It's estimated that 70 million dogs are owned in the United States and are in approximately 37% of all households. It's no secret that dogs are man's best friend. They are a great companion and can provide us with loads of health benefits such as lower blood pressure, less chance of depression and can also boost immunity. However, along with all the joy a dog can bring, it's a fact that dogs bite and sometimes those bites can be devastating.
Each year in the United States there are about 4.7 million injuries reported due to dog bites. Fifty percent of the bites happens at the residence where the dog lives. Is your dog covered under your homeowners liability? The answer to that question lies within the pages of your homeowners policy but if you are a dog owner, don't assume a dog bite is covered.
Do Your Homework
The Insurance Services Office (ISO) rolled out a canine exclusion endorsement in the Homeowners 2011 program. Some insurance companies have adopted this exclusion and other companies have written their policy to give-back or include coverage. It's a must that dog owners have a conversation with their homeowners insurance agent about animal liability, specifically canine liability. Never assume it's covered. The average dog bite claim costs about $24,000 so it's wise to know who will get to pay that bill.
How Much Is Enough?
How much liability coverage does a dog owner need? That's impossible to answer but most insurance agents will advise you to purchase as much as you can afford. Thirty-three percent of all dollars paid out for homeowners liability claims can be attributed to dog bites. $412 million was paid by insurance companies for dog bites in 2009. It's easy to think "this will never happen to me" or "my dog would never bite" but it happens and when it does, it's expensive.
Since your homeowners policy may or may not cover animal liability the next recommendation would be a personal umbrella policy. An umbrella policy typically increases the underlying policy limits by $1 million or more and in addition may provide coverage for some claims that the underlying policies do not cover. Each umbrella policy or excess liability policy is different so it's important to determine if this policy would respond for an animal liability claim. Umbrella policies are very inexpensive and are highly recommended.

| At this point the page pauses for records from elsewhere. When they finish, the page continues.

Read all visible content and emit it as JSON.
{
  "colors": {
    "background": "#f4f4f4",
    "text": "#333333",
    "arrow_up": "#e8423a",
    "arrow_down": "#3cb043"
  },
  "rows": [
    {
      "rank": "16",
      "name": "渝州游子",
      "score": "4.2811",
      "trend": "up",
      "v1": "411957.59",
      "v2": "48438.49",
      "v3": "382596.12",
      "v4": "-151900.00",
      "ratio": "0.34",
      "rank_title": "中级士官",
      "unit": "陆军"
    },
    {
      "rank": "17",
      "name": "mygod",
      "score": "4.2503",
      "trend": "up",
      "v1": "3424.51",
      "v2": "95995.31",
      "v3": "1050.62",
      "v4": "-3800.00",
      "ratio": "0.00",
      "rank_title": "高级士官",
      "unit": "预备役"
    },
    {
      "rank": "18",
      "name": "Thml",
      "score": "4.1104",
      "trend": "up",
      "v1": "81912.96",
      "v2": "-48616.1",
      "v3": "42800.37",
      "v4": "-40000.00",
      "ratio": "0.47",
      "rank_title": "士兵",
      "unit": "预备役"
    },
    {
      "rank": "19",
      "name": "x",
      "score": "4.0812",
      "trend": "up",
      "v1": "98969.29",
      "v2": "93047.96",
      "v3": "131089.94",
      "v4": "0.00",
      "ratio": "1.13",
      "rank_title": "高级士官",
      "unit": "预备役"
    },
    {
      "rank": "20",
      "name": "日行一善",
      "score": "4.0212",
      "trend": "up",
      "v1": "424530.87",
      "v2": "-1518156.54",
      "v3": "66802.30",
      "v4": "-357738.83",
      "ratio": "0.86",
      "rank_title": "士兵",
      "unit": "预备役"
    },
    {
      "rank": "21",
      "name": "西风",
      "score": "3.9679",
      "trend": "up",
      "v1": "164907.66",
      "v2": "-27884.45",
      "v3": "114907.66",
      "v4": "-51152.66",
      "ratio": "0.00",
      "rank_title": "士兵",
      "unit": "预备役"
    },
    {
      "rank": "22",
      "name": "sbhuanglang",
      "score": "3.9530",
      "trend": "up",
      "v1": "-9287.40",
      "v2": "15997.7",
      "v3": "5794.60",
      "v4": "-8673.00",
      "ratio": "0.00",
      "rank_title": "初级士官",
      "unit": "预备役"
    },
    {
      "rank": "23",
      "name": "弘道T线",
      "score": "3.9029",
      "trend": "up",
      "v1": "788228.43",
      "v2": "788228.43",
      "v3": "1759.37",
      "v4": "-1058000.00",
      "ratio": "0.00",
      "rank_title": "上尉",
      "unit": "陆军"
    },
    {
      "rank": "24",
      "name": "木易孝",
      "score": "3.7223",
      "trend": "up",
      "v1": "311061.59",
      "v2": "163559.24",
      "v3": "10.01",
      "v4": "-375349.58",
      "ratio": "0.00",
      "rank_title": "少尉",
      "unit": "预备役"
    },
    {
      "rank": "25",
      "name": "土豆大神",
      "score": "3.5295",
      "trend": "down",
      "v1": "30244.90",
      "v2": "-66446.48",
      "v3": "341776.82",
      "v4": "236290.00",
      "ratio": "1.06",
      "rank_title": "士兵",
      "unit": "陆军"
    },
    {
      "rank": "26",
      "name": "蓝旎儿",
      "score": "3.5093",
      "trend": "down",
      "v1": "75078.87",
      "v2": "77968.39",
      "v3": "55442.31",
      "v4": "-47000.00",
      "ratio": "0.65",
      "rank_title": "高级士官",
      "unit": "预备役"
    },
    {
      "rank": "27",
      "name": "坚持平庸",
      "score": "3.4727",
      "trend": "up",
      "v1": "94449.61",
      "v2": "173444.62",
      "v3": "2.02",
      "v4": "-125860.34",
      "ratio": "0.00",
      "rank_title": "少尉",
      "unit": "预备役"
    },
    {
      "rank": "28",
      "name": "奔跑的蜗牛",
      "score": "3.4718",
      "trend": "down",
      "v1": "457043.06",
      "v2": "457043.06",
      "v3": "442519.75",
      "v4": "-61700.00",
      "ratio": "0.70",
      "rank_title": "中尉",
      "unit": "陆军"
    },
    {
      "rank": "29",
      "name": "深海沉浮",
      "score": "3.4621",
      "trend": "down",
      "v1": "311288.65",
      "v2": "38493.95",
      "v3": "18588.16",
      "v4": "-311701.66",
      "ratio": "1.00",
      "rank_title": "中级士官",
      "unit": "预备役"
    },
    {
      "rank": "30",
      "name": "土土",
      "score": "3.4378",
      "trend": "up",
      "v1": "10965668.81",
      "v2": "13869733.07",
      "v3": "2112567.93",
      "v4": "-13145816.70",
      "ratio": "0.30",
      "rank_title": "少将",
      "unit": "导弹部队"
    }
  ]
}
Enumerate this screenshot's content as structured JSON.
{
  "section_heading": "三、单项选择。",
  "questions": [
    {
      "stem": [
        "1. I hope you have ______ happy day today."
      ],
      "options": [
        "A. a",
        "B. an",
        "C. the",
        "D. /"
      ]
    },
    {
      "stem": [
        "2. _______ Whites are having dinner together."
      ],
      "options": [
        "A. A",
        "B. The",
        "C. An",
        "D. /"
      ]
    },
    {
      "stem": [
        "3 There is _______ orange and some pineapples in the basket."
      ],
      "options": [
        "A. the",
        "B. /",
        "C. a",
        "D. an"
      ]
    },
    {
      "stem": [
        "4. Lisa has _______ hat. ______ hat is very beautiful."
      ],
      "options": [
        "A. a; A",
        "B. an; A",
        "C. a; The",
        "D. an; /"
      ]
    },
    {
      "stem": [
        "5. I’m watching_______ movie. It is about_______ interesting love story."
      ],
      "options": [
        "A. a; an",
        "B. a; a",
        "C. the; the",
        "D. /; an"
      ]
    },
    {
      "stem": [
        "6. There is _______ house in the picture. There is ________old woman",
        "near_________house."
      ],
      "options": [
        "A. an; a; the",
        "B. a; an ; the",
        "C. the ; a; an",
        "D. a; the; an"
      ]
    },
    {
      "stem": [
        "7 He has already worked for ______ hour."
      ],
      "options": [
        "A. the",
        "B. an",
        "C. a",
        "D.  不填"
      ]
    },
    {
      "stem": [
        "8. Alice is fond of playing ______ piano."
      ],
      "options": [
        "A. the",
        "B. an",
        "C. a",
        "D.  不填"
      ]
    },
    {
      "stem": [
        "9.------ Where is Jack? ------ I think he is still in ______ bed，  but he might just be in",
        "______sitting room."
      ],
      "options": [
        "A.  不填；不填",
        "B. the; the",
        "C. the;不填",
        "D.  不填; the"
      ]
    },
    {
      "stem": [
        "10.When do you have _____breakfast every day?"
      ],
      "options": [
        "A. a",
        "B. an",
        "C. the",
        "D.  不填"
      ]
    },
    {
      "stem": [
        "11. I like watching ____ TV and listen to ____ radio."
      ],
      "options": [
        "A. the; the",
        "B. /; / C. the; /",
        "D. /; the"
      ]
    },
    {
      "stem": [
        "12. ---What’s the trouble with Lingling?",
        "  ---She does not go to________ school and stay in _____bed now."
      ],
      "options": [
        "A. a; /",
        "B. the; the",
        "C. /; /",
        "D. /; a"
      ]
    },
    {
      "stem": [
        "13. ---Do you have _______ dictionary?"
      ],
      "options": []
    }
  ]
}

It's clear by looking at the statistics that dog bites do happen and when they do, they aren't cheap. Schedule a review of your liability coverage with your insurance agent and know where you stand. It's always best to find out what you have, or don't have, before an incident rather than after.